Building rich learning experiences with Raranga Matihiko

Context

Ohaeawai School is a small, 160 student, rural school situated in Ohaeawai in Northland.  One of their Innovative Learning Environment (ILE) classes took part in the Raranga Matihiko | Weaving Digital Futures programme available through Waitangi Museum.  

66 students from year 5-6 class spent two days at Waitangi Museum engaging in digital technologies curriculum content and learning about the Battle of Ohaeawai.  To ensure this programme built on existing classroom content, the Raranga Matihiko facilitators spent time with the class teachers to create a learning programme that complemented what was happening in the class.  Ohaeawai School is in the vicinity of the Battle of Ohaeawai and as the students knew little about this famous battle, the teachers decided understanding and retelling this battle would be their inquiry focus for the term.  

Ohaeawai School learning at Waitangi Treaty Grounds and Museum.

Learning

The learning objective was to explore how the same event is remembered differently by different people with links to curriculum areas of Social Science (History), Languages and Technology.   The learning was specifically designed to support digital technology curriculum content with a focus on:

  • algorithmic thinking – giving and following instructions, creating algorithms
  • debugging – finding errors, problem solving and iterating on design
  • thinking of the requirements of the end-user who would be interacting with their creation and what would their needs be?
  • storing and retrieving their work from cloud-based programmes
  • identifying input-process-output as they entered code and saw what happened
  • becoming familiar with a range of tools and building knowledge to confidently select the best tool for the job
Student 3D recreation of part of the battle scene

During this programme, literacy and numeracy skills were also further developed as students wrote and planned their work, developed storyboards and plans, programmed robots to move, developed algorithms, looked for patterns etc.

During the two days at Waitangi Museum the students learnt about the Battle of Ohaeawai.  Starting on the Museum grounds, the students learnt about:

  • early navigators such as Kupe and the techniques they used for navigation
  • early interactions between Māori and Europeans
  • events leading up to the signing of the Treaty of Waitangi
  • events following the signing of the Treaty of Waitangi including the Battle of Ohaeawai

The exploration in the Museum and around the Treaty Grounds set the scene so students could develop their own particular focus around the Battle of Ohaeawai.  A set of challenges were issued to the students to select from or to inspire their own ideas as they developed their focus.

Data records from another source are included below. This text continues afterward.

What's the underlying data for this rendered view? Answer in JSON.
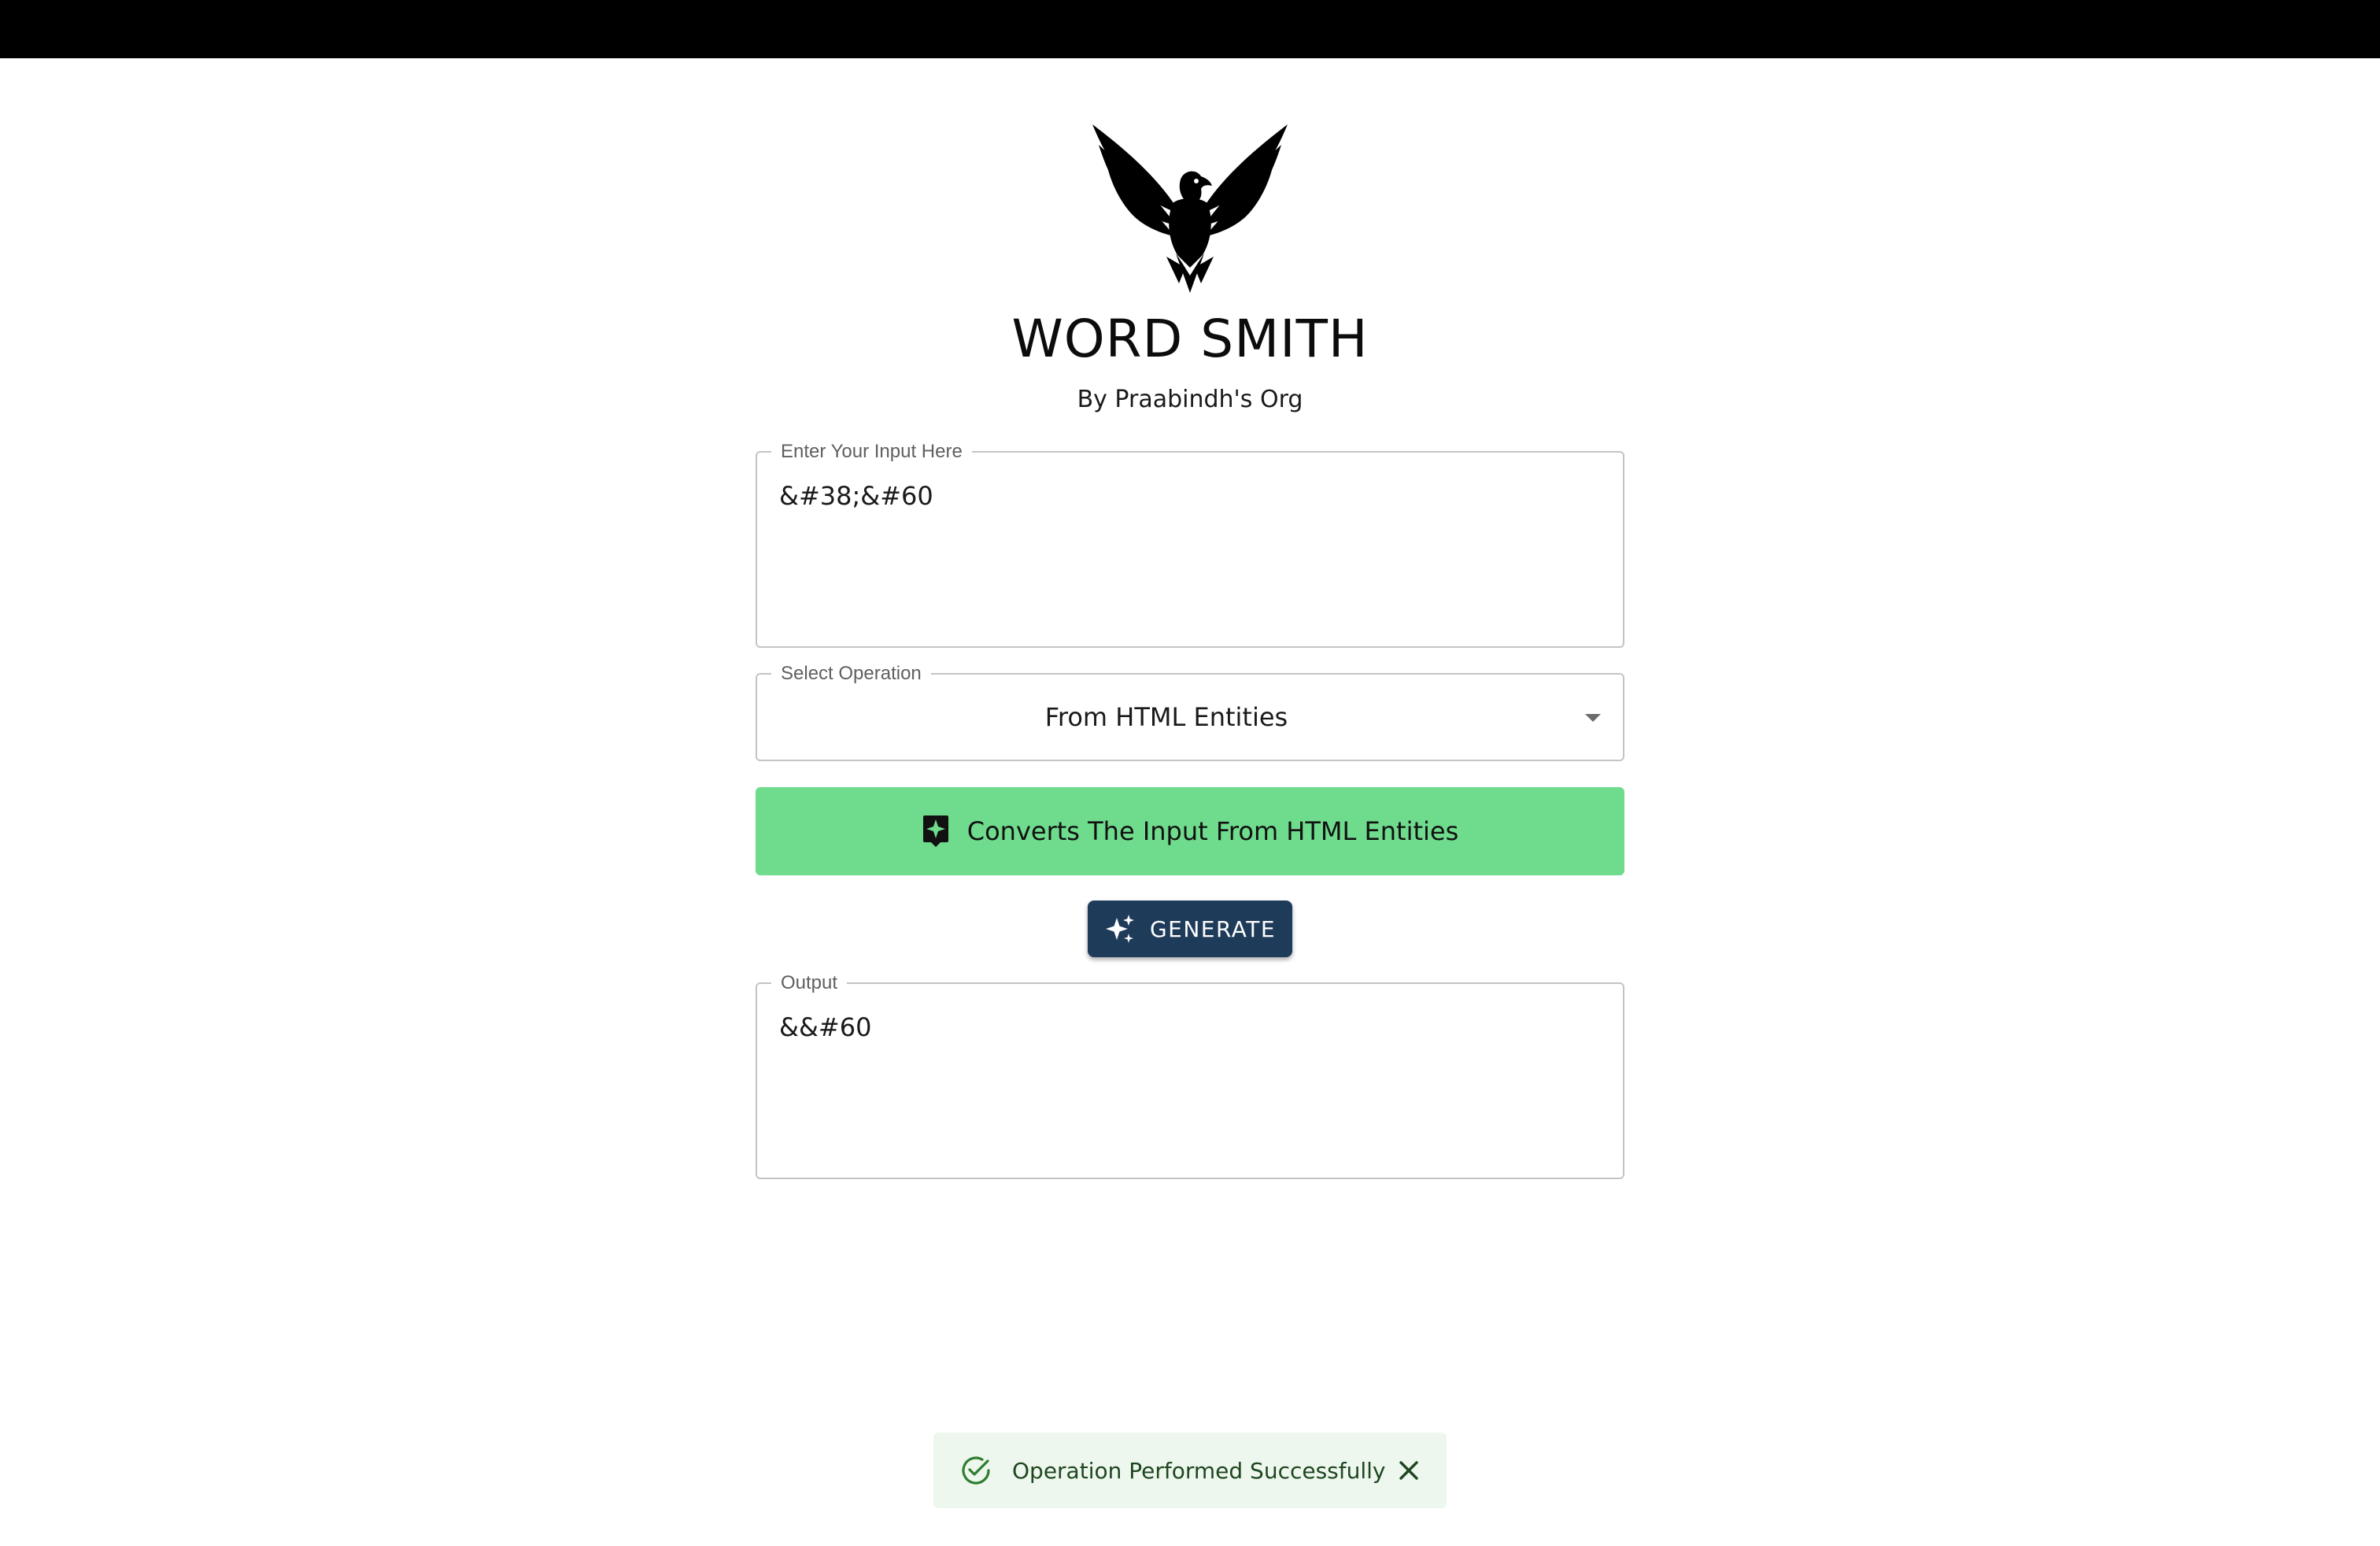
{
  "app": {
    "title": "WORD SMITH",
    "subtitle": "By Praabindh's Org"
  },
  "input": {
    "label": "Enter Your Input Here",
    "value": "&#38;&#60"
  },
  "operation": {
    "label": "Select Operation",
    "selected": "From HTML Entities"
  },
  "info": {
    "text": "Converts The Input From HTML Entities"
  },
  "generate": {
    "label": "GENERATE"
  },
  "output": {
    "label": "Output",
    "value": "&&#60"
  },
  "snackbar": {
    "message": "Operation Performed Successfully"
  },
  "colors": {
    "info_bar": "#6fdb8d",
    "generate_button": "#1f3b5a",
    "snackbar_bg": "#edf7ed",
    "snackbar_icon": "#2e7d32"
  },
  "icons": {
    "logo": "eagle-logo",
    "info": "sparkle-badge-icon",
    "generate": "sparkles-icon",
    "success": "check-circle-icon",
    "close": "close-icon",
    "dropdown": "caret-down-icon"
  }
}
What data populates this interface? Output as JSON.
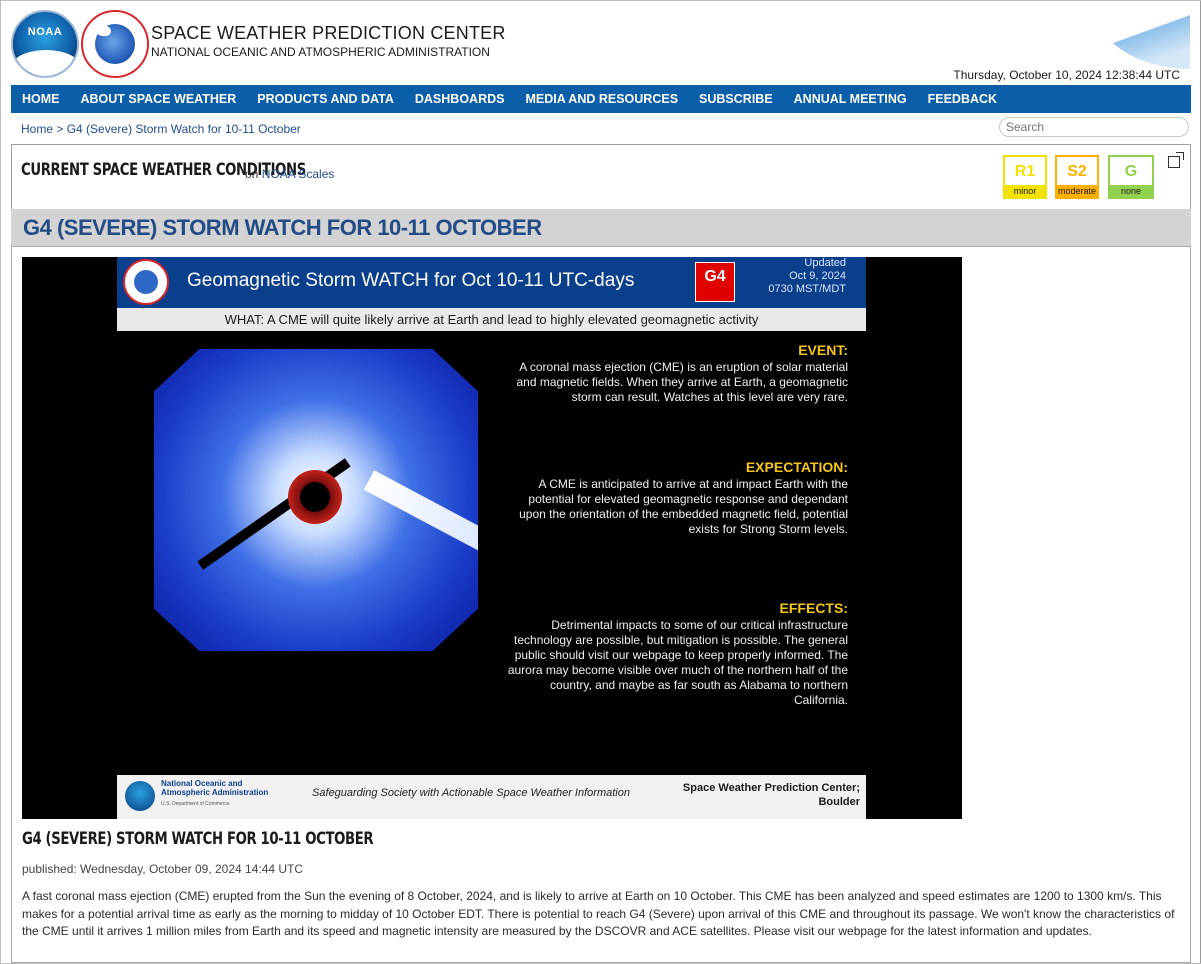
{
  "header": {
    "org_title": "SPACE WEATHER PREDICTION CENTER",
    "org_subtitle": "NATIONAL OCEANIC AND ATMOSPHERIC ADMINISTRATION",
    "noaa_logo_text": "NOAA",
    "datetime": "Thursday, October 10, 2024 12:38:44 UTC"
  },
  "nav": {
    "items": [
      {
        "label": "HOME"
      },
      {
        "label": "ABOUT SPACE WEATHER"
      },
      {
        "label": "PRODUCTS AND DATA"
      },
      {
        "label": "DASHBOARDS"
      },
      {
        "label": "MEDIA AND RESOURCES"
      },
      {
        "label": "SUBSCRIBE"
      },
      {
        "label": "ANNUAL MEETING"
      },
      {
        "label": "FEEDBACK"
      }
    ]
  },
  "breadcrumb": {
    "home": "Home",
    "sep": " > ",
    "current": "G4 (Severe) Storm Watch for 10-11 October"
  },
  "search": {
    "placeholder": "Search"
  },
  "conditions": {
    "title": "CURRENT SPACE WEATHER CONDITIONS",
    "on": "on",
    "scales_link": "NOAA Scales",
    "scales": [
      {
        "code": "R1",
        "level": "minor",
        "color": "#f2e200"
      },
      {
        "code": "S2",
        "level": "moderate",
        "color": "#ffb000"
      },
      {
        "code": "G",
        "level": "none",
        "color": "#92d050"
      }
    ]
  },
  "page": {
    "headline": "G4 (SEVERE) STORM WATCH FOR 10-11 OCTOBER"
  },
  "graphic": {
    "title": "Geomagnetic Storm WATCH for Oct 10-11 UTC-days",
    "badge": "G4",
    "updated_label": "Updated",
    "updated_date": "Oct 9, 2024",
    "updated_time": "0730 MST/MDT",
    "what": "WHAT: A CME will quite likely arrive at Earth and lead to highly elevated geomagnetic activity",
    "event_h": "EVENT:",
    "event_t": "A coronal mass ejection (CME) is an eruption of solar material and magnetic fields. When they arrive at Earth, a geomagnetic storm can result. Watches at this level are very rare.",
    "expect_h": "EXPECTATION:",
    "expect_t": "A CME is anticipated to arrive at and impact Earth with the potential for elevated geomagnetic response and dependant upon the orientation of the embedded magnetic field,  potential exists for Strong Storm levels.",
    "effects_h": "EFFECTS:",
    "effects_t": "Detrimental impacts to some of our critical infrastructure technology are possible, but  mitigation is possible. The general public should visit our webpage to keep properly informed. The aurora may become visible over much of the northern half of the country, and maybe as far south as Alabama to northern California.",
    "footer_org1": "National Oceanic and",
    "footer_org2": "Atmospheric Administration",
    "footer_dept": "U.S. Department of Commerce",
    "footer_tag": "Safeguarding Society with Actionable Space Weather Information",
    "footer_center1": "Space Weather Prediction Center;",
    "footer_center2": "Boulder"
  },
  "article": {
    "title": "G4 (SEVERE) STORM WATCH FOR 10-11 OCTOBER",
    "published": "published: Wednesday, October 09, 2024 14:44 UTC",
    "body": "A fast coronal mass ejection (CME) erupted from the Sun the evening of 8 October, 2024, and is likely to arrive at Earth on 10 October. This CME has been analyzed and speed estimates are 1200 to 1300 km/s. This makes for a potential arrival time as early as the morning to midday of 10 October EDT. There is potential to reach G4 (Severe) upon arrival of this CME and throughout its passage. We won't know the characteristics of the CME until it arrives 1 million miles from Earth and its speed and magnetic intensity are measured by the DSCOVR and ACE satellites. Please visit our webpage for the latest information and updates."
  }
}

  • Create and describe how your weapon is superior to the weapon of your enemy (using iMovie)
  • Train your warriors in the use of the taiaha or other weapons (Stop Motion Animation of figures/weapons, green screen)
  • Create a map of the battle site and the closer surroundings both from the Māori and the British view (geographical and cultural maps). Add relevant images and descriptions (Google Maps, Robotics by programming robot to bring equipment from your base to the battle)
  • Imagine you are a TV news presenter in 1845; give us a segment for the evening news on the battle. Make sure you look at both sides. (Green Screen, Movie Making)
  • Read some of the accounts from Māori wahine and from settler women about the wars in the North. How are they feeling about the war? Illustrate these feelings. (3D scanner and sketchFab)

Students started their work during their visit to the museum and developed prototypes as they trialled ideas and explored different tools.  When the Raranga Matihiko facilitators visited the school bringing the digital technologies, students further developed their projects.  During the time in between, students continued on their inquiry, planning their work, storyboarding their scenes and gathering more information.  Between visits, students had developed more understanding of the inquiry and also the technologies.  The class teachers and facilitators purposefully planned this time to support student understanding of:

  • the purpose of planning and creating work, and thinking about it in terms of their blogs and audience
  • becoming familiar with a range of tools with many students changing the choice of tool they were intending to use
  • teachers encouraged learners to make most of the tools available to them through their participation in Raranga Matihiko

Some of the work that has been created has been:

  • creating traditional pa’s using Tinkercad design software
  • mapping the Battle of Ohaeawai using Tiltbrush Virtual Reality with students collaborating on the project, each adding in different elements such as grass, sky etc
  • animations in google slides using Paint 3D  
  • television question and answer session with ‘callers’ phoning in with questions about the Battle of Ohaeawai and a student answering the questions which involved green screen and movie making software
  • recreating the battle programming the scene using robotics.  This battle was videoed and edited to include a voice over.

Curriculum Links

The learning objective was:

Social Science and how the same event is remembered differently by different people with links to curriculum areas of Social Science (History), Languages and Technology while also linking to digital technology curriculum content.  During this programme, literacy and numeracy skills were also further developed as student wrote and planned their work, programmed robots to move, developed algorithms, looked for patterns etc

By having a flexible approach and enabling students to work on an area of interest and skill set of their choice, student could not only support their own learning but showed evidence of transition between progress outcomes.

In specific regard to the digital technologies curriculum content, learning occurred: